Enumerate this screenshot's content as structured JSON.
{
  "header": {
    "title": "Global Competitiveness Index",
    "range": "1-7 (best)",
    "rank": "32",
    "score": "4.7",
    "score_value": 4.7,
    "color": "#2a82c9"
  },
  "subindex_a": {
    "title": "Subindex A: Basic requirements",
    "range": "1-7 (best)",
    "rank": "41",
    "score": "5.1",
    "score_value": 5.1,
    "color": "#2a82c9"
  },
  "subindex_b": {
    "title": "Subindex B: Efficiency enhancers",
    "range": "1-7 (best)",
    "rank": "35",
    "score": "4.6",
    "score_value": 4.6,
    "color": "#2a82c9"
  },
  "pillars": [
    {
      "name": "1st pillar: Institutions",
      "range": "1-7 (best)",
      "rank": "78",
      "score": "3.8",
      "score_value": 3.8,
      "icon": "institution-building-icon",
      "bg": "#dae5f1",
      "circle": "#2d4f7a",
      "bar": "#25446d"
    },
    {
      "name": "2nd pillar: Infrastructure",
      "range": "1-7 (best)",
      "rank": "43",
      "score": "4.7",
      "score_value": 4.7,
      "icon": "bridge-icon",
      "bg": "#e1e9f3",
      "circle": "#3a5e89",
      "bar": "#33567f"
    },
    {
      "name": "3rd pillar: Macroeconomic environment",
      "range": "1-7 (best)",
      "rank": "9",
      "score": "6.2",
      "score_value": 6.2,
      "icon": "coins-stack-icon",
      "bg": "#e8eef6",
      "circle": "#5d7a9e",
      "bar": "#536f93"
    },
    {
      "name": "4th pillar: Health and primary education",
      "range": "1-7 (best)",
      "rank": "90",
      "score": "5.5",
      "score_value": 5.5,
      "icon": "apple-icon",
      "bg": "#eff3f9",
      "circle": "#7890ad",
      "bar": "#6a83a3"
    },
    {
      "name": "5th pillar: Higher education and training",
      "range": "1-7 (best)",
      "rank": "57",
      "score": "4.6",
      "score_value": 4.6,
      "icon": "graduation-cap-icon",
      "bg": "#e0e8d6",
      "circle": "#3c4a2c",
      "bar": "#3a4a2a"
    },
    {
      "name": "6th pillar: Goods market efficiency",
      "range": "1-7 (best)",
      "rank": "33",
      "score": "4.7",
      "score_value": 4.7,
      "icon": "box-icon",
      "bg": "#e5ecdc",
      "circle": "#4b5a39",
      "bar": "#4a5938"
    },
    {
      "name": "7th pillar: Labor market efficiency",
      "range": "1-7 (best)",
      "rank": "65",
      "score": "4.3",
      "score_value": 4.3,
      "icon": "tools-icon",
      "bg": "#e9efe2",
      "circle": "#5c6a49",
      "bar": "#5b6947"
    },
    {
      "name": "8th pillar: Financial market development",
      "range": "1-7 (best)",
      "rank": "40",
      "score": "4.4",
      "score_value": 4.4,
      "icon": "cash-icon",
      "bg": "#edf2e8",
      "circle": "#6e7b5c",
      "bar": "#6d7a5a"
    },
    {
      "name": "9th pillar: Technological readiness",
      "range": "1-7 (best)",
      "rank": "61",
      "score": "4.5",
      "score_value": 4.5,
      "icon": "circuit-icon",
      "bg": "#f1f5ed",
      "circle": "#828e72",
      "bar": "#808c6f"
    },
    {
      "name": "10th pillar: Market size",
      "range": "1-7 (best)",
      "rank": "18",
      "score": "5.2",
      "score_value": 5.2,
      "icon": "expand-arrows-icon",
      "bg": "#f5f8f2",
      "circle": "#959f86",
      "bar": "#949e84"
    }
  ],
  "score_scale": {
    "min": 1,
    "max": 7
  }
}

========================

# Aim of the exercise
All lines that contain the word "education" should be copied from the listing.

# Exercise result
      "name": "4th pillar: Health and primary education",
      "name": "5th pillar: Higher education and training",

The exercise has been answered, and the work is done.